"He was convinced that his time in the Gulf was where the cancer had come from," she told the court.
Mrs Dyson said there was no history of colon cancer in her husband's family and that his immune system had appeared to "run down" once he returned from the Gulf.
Summing up the evidence to the jury panel, Mr Balmain said he had received a submission from a scientific advisor to the Ministry of Defence (MoD), who had concluded that Mr Dyson's cancer arose naturally and there was no evidence to associate it with his exposure to depleted uranium.
The verdict has been called a "landmark ruling" by Gulf War Syndrome sufferers who believe that 10,000 out of the 38,000 ground troops in the invasion show symptons related to the syndrome.
Shaun Rusling, of the Gulf Veterans and Family Association and a former paratrooper, said: "I would advise all veterans of the First Gulf War to have regular tests for cancer. Sadly the MoD does not seem to care or recognise this problem yet former servicemen still suffer and die from it."
While experts accept that a Gulf War effect exists, it has been attributed to causes as varied as depleted uranium fall-out from munitions; multiple vaccinations; Iraqi chemical weapons; organophosphates used to spray tents and equipment against flies; and pollution from oil well fires.
The MoD, which was informed in March that Mr Busby had been called to give expert evidence, was not represented at the hearing.
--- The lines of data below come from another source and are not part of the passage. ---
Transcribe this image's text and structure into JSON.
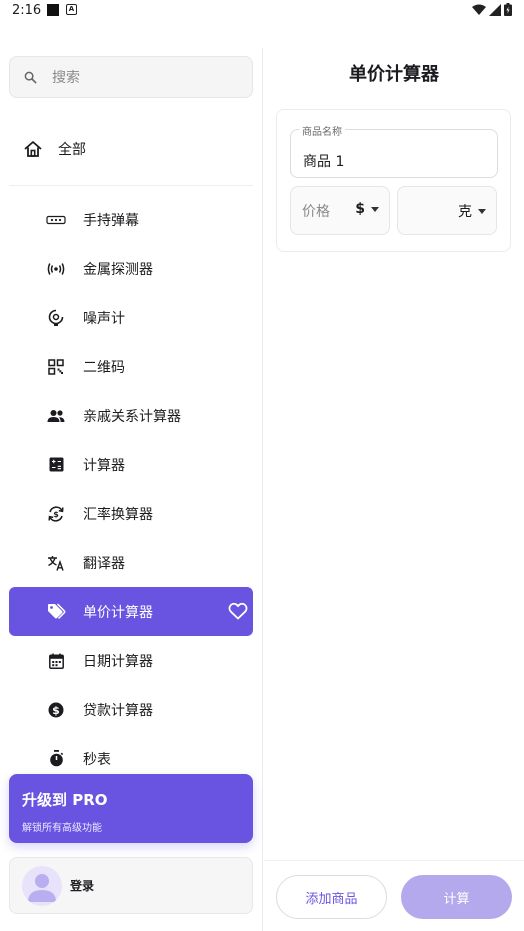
{
  "status_bar": {
    "time": "2:16"
  },
  "sidebar": {
    "search_placeholder": "搜索",
    "all_label": "全部",
    "items": [
      {
        "label": "手持弹幕",
        "icon": "marquee-icon"
      },
      {
        "label": "金属探测器",
        "icon": "sensor-icon"
      },
      {
        "label": "噪声计",
        "icon": "noise-meter-icon"
      },
      {
        "label": "二维码",
        "icon": "qr-code-icon"
      },
      {
        "label": "亲戚关系计算器",
        "icon": "people-icon"
      },
      {
        "label": "计算器",
        "icon": "calculator-icon"
      },
      {
        "label": "汇率换算器",
        "icon": "currency-exchange-icon"
      },
      {
        "label": "翻译器",
        "icon": "translate-icon"
      },
      {
        "label": "单价计算器",
        "icon": "tag-icon",
        "active": true
      },
      {
        "label": "日期计算器",
        "icon": "calendar-icon"
      },
      {
        "label": "贷款计算器",
        "icon": "dollar-circle-icon"
      },
      {
        "label": "秒表",
        "icon": "stopwatch-icon"
      }
    ],
    "upgrade": {
      "title": "升级到 PRO",
      "subtitle": "解锁所有高级功能"
    },
    "login_label": "登录"
  },
  "main": {
    "title": "单价计算器",
    "product": {
      "name_label": "商品名称",
      "name_value": "商品 1",
      "price_placeholder": "价格",
      "currency": "$",
      "unit": "克"
    },
    "add_button": "添加商品",
    "calc_button": "计算"
  },
  "colors": {
    "accent": "#6854e0",
    "accent_disabled": "#b3a9ec"
  }
}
"It is in my view somewhat disappointing that the Ministry of Defence chose not to come here and assist you with any expert evidence which might have put forward the contrary view," the coroner told the jury.
Speaking after the hearing, a spokesman for the MoD said: "We were sorry to learn of Mr Dyson's death last year and our thoughts remain with his family and friends.
"We have co-operated fully with the coroner and have provided him with a written report from our technical expert on depleted uranium on the health issues relevant to Mr Dyson's case.
"In a letter to the coroner we explained that on this occasion we would not provide an expert witness unless the coroner thought it necessary."
The MoD spokesman added: "There is no reliable scientific or medical evidence to suggest that depleted uranium has been responsible for post-conflict incidences of ill-health in UK Forces' personnel or civilian populations.
"Of the thousands of troops monitored worldwide, very few have had any detectable depleted uranium exposure. We are happy to study any further evidence presented at the inquest when this is made available."